I decided to redo the Anthopleura elegantissima thermal stress experiment for two reasons. First, I was not totally happy with the lab conditions leading up to the first experiment. The animals did not have good water flow or regular water changes, the temperature was a bit too low, and the light conditions were artificial. The animals also both died following the stress. Secondly, upon extracting the DNA from those samples, the yield seemed low simply based on visual assessment.

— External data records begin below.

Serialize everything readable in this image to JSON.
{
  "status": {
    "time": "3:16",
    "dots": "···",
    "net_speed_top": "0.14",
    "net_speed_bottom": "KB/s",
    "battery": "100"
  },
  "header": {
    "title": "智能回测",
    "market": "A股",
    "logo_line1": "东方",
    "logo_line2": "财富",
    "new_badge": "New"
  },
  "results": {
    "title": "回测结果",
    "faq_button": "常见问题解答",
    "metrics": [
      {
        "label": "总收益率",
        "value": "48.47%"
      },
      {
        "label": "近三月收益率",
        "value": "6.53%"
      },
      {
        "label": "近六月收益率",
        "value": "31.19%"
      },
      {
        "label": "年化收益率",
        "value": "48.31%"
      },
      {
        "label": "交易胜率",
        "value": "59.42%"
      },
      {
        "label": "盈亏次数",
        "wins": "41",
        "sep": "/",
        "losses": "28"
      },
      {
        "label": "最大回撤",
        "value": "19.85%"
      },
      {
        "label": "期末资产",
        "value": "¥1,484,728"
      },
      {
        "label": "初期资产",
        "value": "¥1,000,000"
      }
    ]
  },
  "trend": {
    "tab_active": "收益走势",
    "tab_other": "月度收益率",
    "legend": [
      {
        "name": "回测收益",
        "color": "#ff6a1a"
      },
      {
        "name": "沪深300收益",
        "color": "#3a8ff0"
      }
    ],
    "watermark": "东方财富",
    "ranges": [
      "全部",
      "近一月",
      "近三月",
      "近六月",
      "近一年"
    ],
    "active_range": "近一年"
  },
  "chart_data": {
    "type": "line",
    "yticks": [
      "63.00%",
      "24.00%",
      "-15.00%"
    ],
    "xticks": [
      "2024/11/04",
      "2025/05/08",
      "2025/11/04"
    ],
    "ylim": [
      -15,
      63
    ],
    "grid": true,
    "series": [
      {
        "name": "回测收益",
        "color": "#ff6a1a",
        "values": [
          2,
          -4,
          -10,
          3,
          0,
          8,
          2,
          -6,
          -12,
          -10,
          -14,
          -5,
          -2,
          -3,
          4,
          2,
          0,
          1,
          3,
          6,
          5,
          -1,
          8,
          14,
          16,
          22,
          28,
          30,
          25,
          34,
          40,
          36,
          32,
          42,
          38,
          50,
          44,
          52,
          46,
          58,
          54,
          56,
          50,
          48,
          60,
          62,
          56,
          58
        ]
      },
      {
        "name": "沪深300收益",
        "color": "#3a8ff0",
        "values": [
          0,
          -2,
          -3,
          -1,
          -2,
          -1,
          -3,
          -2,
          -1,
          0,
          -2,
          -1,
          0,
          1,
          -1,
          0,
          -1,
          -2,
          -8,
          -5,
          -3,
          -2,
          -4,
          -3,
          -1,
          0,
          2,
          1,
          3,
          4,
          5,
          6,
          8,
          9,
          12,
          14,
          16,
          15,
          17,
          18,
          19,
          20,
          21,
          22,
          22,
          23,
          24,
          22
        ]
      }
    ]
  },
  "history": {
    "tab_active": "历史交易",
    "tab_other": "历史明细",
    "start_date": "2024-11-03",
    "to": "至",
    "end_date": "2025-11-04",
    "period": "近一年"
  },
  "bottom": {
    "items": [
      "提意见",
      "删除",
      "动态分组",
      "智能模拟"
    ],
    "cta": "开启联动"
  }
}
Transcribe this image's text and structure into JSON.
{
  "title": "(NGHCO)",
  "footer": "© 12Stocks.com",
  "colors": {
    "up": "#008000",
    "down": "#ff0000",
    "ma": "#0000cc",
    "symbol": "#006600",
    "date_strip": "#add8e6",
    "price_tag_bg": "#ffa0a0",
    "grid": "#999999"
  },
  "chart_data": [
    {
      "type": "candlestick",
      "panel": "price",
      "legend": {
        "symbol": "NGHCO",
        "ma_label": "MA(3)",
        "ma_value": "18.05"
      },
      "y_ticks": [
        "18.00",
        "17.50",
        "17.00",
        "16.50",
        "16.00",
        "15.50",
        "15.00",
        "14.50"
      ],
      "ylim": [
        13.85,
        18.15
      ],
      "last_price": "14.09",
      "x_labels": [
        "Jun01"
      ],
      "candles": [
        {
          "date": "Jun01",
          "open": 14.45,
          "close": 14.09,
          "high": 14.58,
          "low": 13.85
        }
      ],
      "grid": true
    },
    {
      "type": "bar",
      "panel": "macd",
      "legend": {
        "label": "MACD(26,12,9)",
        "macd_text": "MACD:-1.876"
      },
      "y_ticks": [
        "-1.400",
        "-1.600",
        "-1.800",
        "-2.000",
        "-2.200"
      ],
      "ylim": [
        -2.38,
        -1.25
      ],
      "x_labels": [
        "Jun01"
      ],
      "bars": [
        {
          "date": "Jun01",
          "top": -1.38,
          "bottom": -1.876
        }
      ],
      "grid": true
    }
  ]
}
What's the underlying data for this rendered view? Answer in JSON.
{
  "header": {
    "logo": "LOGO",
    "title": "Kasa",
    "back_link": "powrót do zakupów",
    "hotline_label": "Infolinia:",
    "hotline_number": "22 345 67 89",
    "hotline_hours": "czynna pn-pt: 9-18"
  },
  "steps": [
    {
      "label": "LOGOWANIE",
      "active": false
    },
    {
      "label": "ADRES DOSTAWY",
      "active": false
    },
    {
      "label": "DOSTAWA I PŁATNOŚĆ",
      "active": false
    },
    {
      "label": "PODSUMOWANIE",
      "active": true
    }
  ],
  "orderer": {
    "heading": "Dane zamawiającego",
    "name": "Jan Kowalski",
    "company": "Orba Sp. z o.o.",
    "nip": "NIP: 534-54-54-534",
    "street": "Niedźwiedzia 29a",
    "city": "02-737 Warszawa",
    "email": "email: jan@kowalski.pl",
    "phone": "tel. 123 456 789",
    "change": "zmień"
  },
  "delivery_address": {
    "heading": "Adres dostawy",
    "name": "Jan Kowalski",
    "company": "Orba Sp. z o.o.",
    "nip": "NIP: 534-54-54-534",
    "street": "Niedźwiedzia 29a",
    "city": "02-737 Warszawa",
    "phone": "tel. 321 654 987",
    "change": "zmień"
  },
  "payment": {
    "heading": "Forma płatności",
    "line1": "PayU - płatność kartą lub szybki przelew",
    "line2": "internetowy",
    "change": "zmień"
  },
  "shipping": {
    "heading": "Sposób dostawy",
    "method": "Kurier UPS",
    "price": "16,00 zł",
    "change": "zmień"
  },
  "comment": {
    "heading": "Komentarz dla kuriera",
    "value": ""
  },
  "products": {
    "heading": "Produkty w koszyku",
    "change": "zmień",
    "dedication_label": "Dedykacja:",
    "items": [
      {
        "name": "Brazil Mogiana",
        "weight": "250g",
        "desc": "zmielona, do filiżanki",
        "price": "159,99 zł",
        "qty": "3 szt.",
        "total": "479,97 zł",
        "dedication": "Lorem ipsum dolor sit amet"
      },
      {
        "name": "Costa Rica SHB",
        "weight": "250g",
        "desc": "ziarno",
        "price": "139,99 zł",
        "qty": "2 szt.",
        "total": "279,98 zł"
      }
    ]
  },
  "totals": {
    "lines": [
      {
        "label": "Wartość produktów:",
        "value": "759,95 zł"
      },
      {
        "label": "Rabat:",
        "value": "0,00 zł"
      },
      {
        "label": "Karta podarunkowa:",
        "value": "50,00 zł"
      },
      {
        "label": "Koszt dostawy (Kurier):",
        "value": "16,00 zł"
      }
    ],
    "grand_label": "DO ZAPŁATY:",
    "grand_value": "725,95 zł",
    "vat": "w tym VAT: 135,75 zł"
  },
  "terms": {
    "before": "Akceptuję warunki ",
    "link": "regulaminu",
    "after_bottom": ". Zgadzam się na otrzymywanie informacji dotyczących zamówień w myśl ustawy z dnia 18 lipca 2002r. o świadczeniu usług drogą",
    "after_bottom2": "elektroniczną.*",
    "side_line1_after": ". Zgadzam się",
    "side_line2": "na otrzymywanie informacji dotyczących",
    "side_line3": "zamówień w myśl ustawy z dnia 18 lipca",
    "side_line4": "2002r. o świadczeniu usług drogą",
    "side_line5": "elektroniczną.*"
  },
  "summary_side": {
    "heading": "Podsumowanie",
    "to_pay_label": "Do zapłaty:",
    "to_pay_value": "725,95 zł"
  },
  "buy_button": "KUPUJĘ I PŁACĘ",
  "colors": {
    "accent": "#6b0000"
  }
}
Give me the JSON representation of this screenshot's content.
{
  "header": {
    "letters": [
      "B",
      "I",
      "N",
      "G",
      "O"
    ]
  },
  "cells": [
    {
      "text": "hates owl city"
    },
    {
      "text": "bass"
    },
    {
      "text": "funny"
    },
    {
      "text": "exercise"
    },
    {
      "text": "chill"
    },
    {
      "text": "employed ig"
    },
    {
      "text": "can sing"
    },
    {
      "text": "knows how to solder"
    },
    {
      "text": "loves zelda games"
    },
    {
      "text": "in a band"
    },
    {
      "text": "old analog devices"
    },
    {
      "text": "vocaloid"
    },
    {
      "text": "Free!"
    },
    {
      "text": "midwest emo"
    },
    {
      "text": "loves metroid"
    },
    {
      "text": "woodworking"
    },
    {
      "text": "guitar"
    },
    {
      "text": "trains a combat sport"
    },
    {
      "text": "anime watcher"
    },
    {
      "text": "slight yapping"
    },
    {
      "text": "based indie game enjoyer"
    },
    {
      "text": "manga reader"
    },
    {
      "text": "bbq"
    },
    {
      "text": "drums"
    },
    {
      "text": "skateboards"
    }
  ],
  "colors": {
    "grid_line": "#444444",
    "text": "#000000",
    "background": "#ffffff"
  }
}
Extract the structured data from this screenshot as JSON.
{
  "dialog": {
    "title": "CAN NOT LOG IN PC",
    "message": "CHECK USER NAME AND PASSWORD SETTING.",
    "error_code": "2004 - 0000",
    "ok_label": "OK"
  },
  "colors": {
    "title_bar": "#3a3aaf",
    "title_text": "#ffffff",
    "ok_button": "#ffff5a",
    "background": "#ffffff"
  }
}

So, yesterday (3/1/15) I redid the experiment at Shannon Point, this time taking two anemones directly from the sea tables and placing them in a 35C water bath for one hour. I decided not to have the water bath quite as warm as in the earlier experiment since it seemed a bit excessive (and it killed the animals). I also clipped a few more tentacles than before so there would be more tissue mass for DNA extraction. Tentacles were clipped before and after the thermal stress and immediately placed in a freezer at -80C. As in the previous experiment, the thermal stress caused the anemones to contract and release their pedal disk from the glass substrate. This morning, however, the anemones had reattached and were even slightly expanded in the flow-through seawater system. It seems likely they will survive the stress.